### Task directions
Line by line, copy out the entries exactly and leave the pictures behind.

Website and app data records:

####

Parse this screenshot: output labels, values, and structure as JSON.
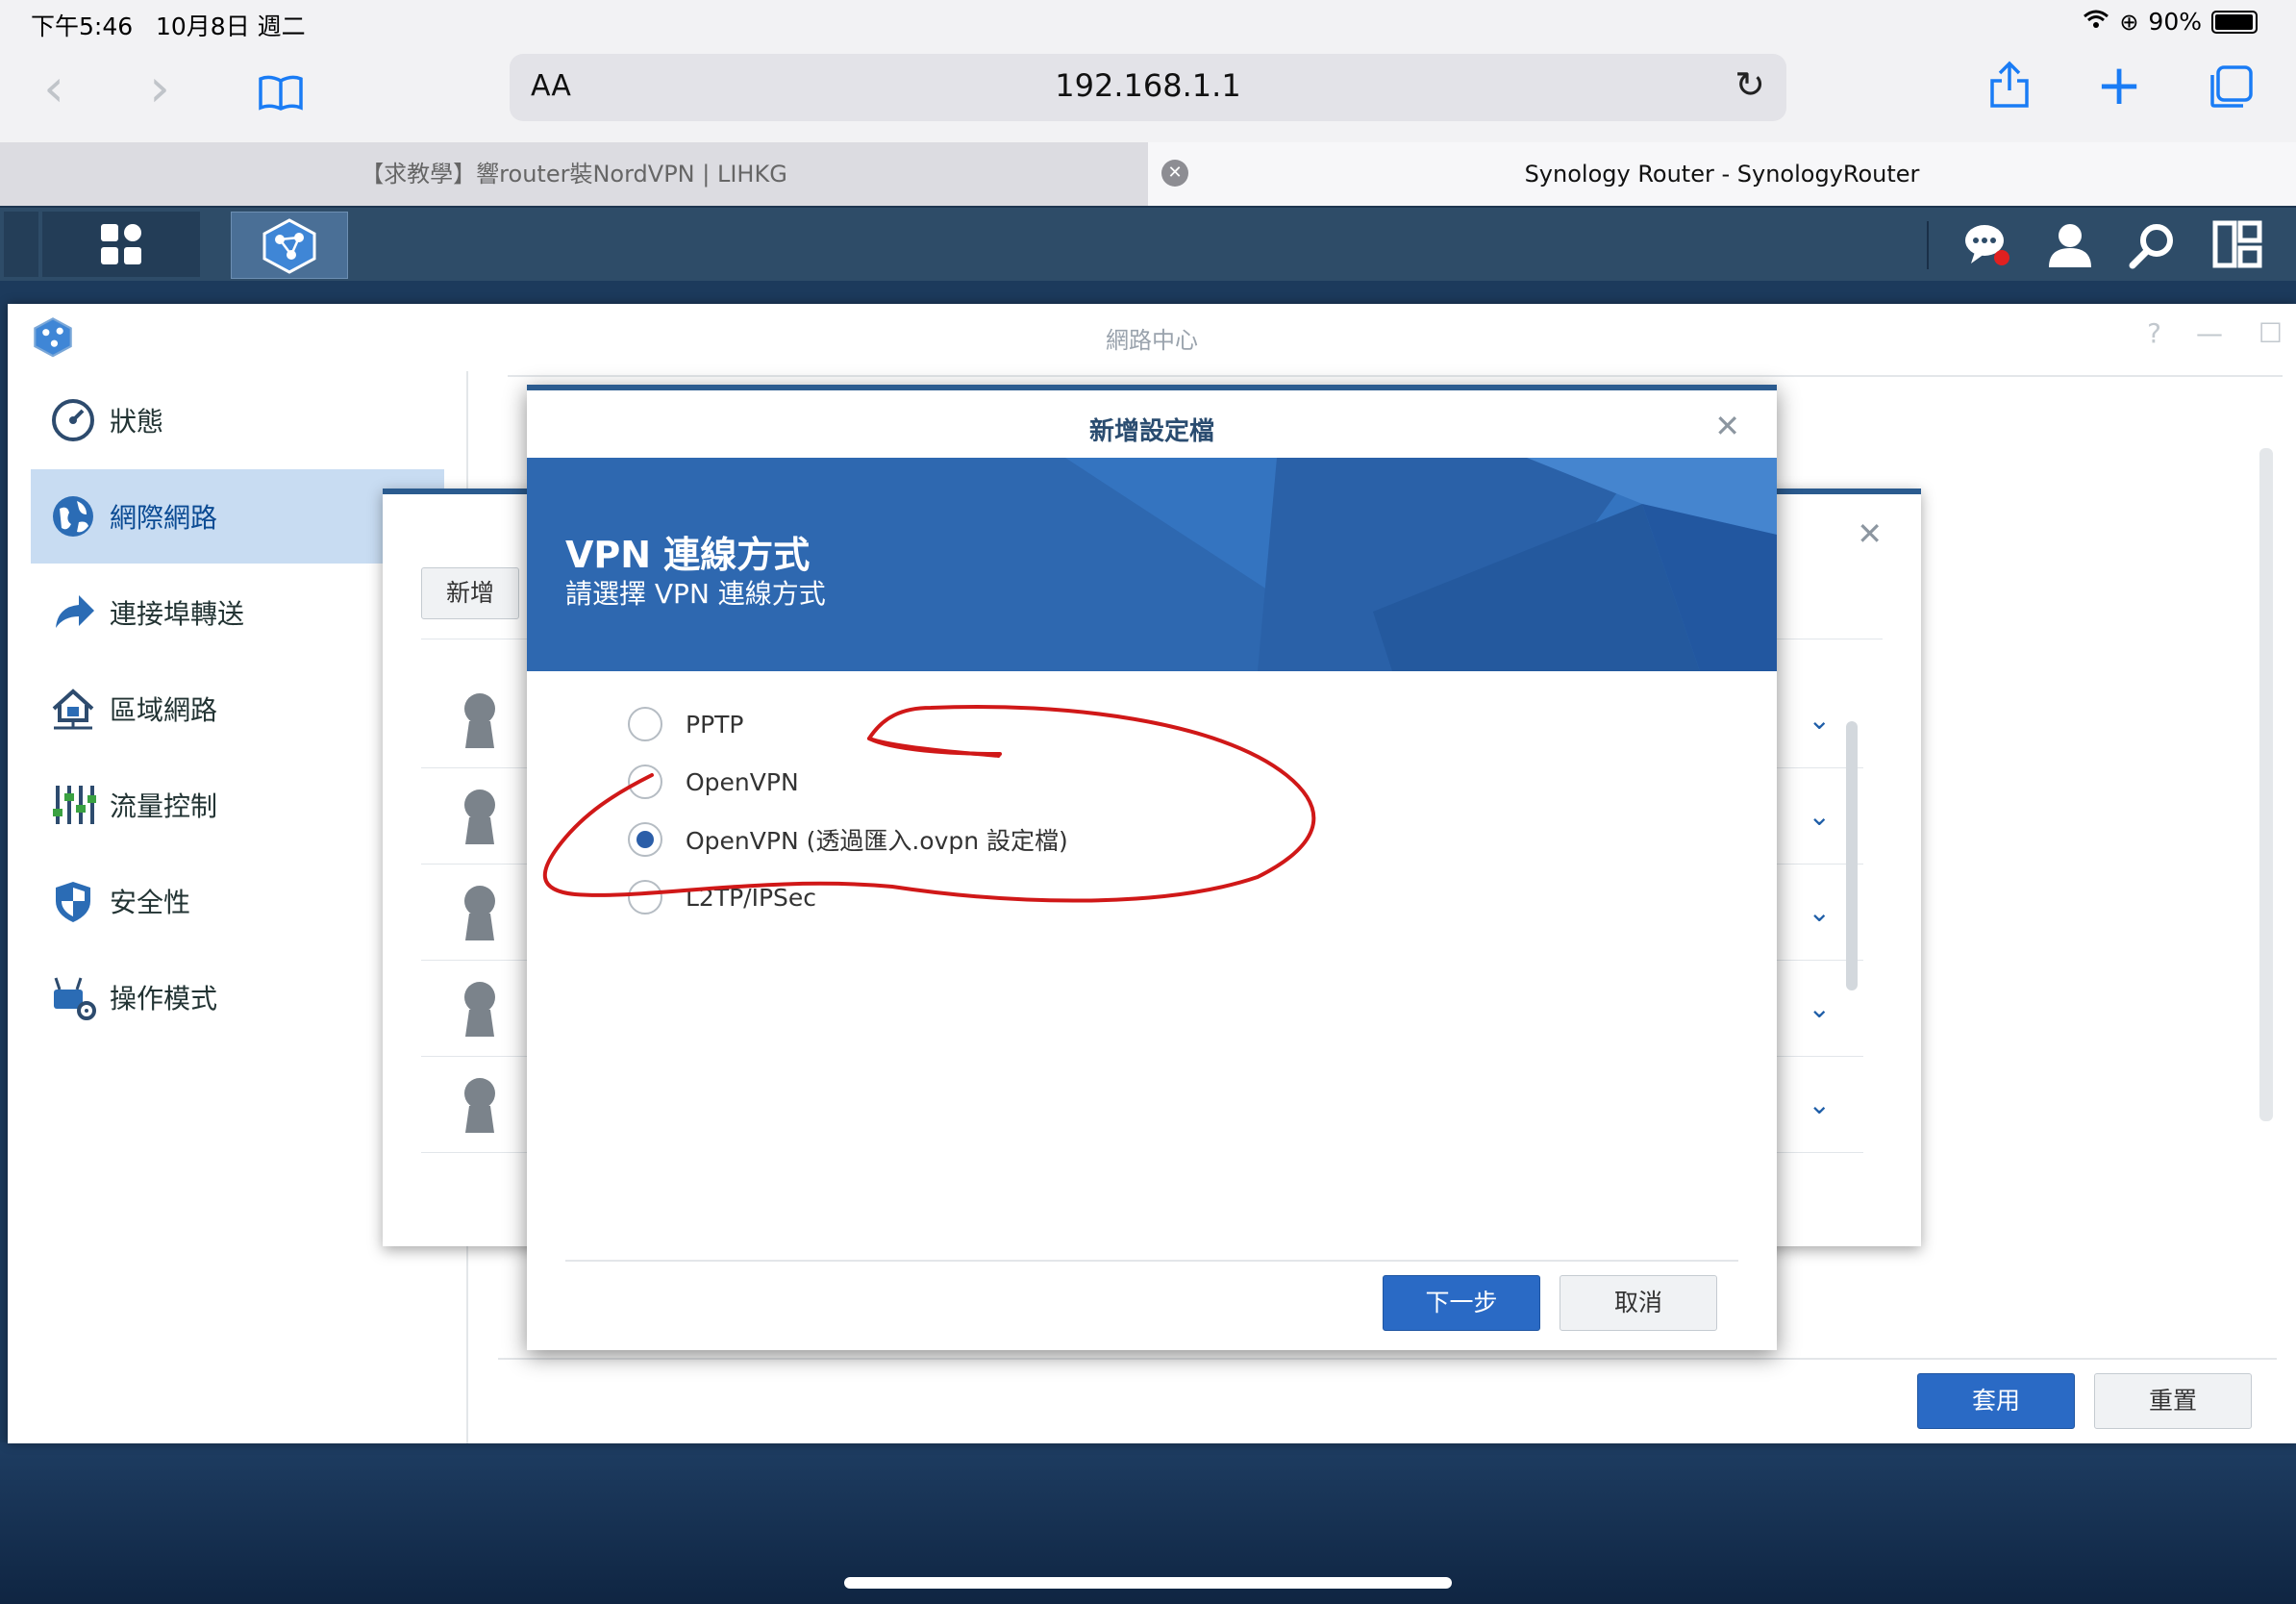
{
  "status_bar": {
    "time": "下午5:46",
    "date": "10月8日 週二",
    "battery": "90%"
  },
  "browser": {
    "address_aa": "AA",
    "url": "192.168.1.1",
    "tabs": [
      {
        "title": "【求教學】響router裝NordVPN | LIHKG"
      },
      {
        "title": "Synology Router - SynologyRouter"
      }
    ]
  },
  "window": {
    "title": "網路中心",
    "sidebar": [
      {
        "label": "狀態",
        "icon": "gauge-icon"
      },
      {
        "label": "網際網路",
        "icon": "globe-icon"
      },
      {
        "label": "連接埠轉送",
        "icon": "forward-arrow-icon"
      },
      {
        "label": "區域網路",
        "icon": "home-network-icon"
      },
      {
        "label": "流量控制",
        "icon": "sliders-icon"
      },
      {
        "label": "安全性",
        "icon": "shield-icon"
      },
      {
        "label": "操作模式",
        "icon": "router-gear-icon"
      }
    ],
    "apply_button": "套用",
    "reset_button": "重置"
  },
  "sub_dialog": {
    "add_button": "新增"
  },
  "dialog": {
    "title": "新增設定檔",
    "banner_title": "VPN 連線方式",
    "banner_subtitle": "請選擇 VPN 連線方式",
    "options": [
      {
        "label": "PPTP",
        "selected": false
      },
      {
        "label": "OpenVPN",
        "selected": false
      },
      {
        "label": "OpenVPN (透過匯入.ovpn 設定檔)",
        "selected": true
      },
      {
        "label": "L2TP/IPSec",
        "selected": false
      }
    ],
    "next_button": "下一步",
    "cancel_button": "取消"
  },
  "colors": {
    "accent": "#2a6ac5",
    "dsm_bar": "#2e4c68",
    "banner": "#2e68b0",
    "annotation": "#d01818"
  }
}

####

### Result of the task
Parse this screenshot: output labels, values, and structure as JSON.
{
  "status_bar": {
    "time": "下午5:46",
    "date": "10月8日 週二",
    "battery": "90%"
  },
  "browser": {
    "address_aa": "AA",
    "url": "192.168.1.1",
    "tabs": [
      {
        "title": "【求教學】響router裝NordVPN | LIHKG"
      },
      {
        "title": "Synology Router - SynologyRouter"
      }
    ]
  },
  "window": {
    "title": "網路中心",
    "sidebar": [
      {
        "label": "狀態",
        "icon": "gauge-icon"
      },
      {
        "label": "網際網路",
        "icon": "globe-icon"
      },
      {
        "label": "連接埠轉送",
        "icon": "forward-arrow-icon"
      },
      {
        "label": "區域網路",
        "icon": "home-network-icon"
      },
      {
        "label": "流量控制",
        "icon": "sliders-icon"
      },
      {
        "label": "安全性",
        "icon": "shield-icon"
      },
      {
        "label": "操作模式",
        "icon": "router-gear-icon"
      }
    ],
    "apply_button": "套用",
    "reset_button": "重置"
  },
  "sub_dialog": {
    "add_button": "新增"
  },
  "dialog": {
    "title": "新增設定檔",
    "banner_title": "VPN 連線方式",
    "banner_subtitle": "請選擇 VPN 連線方式",
    "options": [
      {
        "label": "PPTP",
        "selected": false
      },
      {
        "label": "OpenVPN",
        "selected": false
      },
      {
        "label": "OpenVPN (透過匯入.ovpn 設定檔)",
        "selected": true
      },
      {
        "label": "L2TP/IPSec",
        "selected": false
      }
    ],
    "next_button": "下一步",
    "cancel_button": "取消"
  },
  "colors": {
    "accent": "#2a6ac5",
    "dsm_bar": "#2e4c68",
    "banner": "#2e68b0",
    "annotation": "#d01818"
  }
}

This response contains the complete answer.